*** Dataset records

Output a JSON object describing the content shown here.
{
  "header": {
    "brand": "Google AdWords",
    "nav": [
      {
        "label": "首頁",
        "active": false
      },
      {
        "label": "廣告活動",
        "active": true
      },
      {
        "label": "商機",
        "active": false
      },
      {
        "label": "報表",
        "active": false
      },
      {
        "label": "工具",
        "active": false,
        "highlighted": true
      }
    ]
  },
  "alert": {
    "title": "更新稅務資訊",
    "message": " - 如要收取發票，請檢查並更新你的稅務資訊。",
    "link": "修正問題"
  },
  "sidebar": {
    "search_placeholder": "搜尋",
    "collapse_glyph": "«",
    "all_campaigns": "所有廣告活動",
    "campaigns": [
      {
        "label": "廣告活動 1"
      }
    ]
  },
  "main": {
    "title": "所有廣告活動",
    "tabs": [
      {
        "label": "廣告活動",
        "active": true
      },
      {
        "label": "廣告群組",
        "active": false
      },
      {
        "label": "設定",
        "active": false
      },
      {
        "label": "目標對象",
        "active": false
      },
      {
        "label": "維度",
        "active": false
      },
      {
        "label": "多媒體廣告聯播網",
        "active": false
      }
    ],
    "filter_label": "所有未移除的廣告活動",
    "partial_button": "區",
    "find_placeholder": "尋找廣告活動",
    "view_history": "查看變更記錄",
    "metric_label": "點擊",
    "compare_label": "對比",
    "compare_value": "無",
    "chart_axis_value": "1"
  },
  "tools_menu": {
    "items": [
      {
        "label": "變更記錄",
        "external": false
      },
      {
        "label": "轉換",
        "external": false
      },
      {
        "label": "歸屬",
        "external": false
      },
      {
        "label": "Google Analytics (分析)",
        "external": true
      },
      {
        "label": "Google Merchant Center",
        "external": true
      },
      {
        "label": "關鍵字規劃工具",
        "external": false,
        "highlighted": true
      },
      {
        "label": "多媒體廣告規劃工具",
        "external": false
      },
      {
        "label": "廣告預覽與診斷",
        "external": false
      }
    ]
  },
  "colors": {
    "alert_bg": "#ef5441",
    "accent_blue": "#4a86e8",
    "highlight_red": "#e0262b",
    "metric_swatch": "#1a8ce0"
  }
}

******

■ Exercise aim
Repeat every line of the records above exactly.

■ Problem solution
Output a JSON object describing the content shown here.
{
  "header": {
    "brand": "Google AdWords",
    "nav": [
      {
        "label": "首頁",
        "active": false
      },
      {
        "label": "廣告活動",
        "active": true
      },
      {
        "label": "商機",
        "active": false
      },
      {
        "label": "報表",
        "active": false
      },
      {
        "label": "工具",
        "active": false,
        "highlighted": true
      }
    ]
  },
  "alert": {
    "title": "更新稅務資訊",
    "message": " - 如要收取發票，請檢查並更新你的稅務資訊。",
    "link": "修正問題"
  },
  "sidebar": {
    "search_placeholder": "搜尋",
    "collapse_glyph": "«",
    "all_campaigns": "所有廣告活動",
    "campaigns": [
      {
        "label": "廣告活動 1"
      }
    ]
  },
  "main": {
    "title": "所有廣告活動",
    "tabs": [
      {
        "label": "廣告活動",
        "active": true
      },
      {
        "label": "廣告群組",
        "active": false
      },
      {
        "label": "設定",
        "active": false
      },
      {
        "label": "目標對象",
        "active": false
      },
      {
        "label": "維度",
        "active": false
      },
      {
        "label": "多媒體廣告聯播網",
        "active": false
      }
    ],
    "filter_label": "所有未移除的廣告活動",
    "partial_button": "區",
    "find_placeholder": "尋找廣告活動",
    "view_history": "查看變更記錄",
    "metric_label": "點擊",
    "compare_label": "對比",
    "compare_value": "無",
    "chart_axis_value": "1"
  },
  "tools_menu": {
    "items": [
      {
        "label": "變更記錄",
        "external": false
      },
      {
        "label": "轉換",
        "external": false
      },
      {
        "label": "歸屬",
        "external": false
      },
      {
        "label": "Google Analytics (分析)",
        "external": true
      },
      {
        "label": "Google Merchant Center",
        "external": true
      },
      {
        "label": "關鍵字規劃工具",
        "external": false,
        "highlighted": true
      },
      {
        "label": "多媒體廣告規劃工具",
        "external": false
      },
      {
        "label": "廣告預覽與診斷",
        "external": false
      }
    ]
  },
  "colors": {
    "alert_bg": "#ef5441",
    "accent_blue": "#4a86e8",
    "highlight_red": "#e0262b",
    "metric_swatch": "#1a8ce0"
  }
}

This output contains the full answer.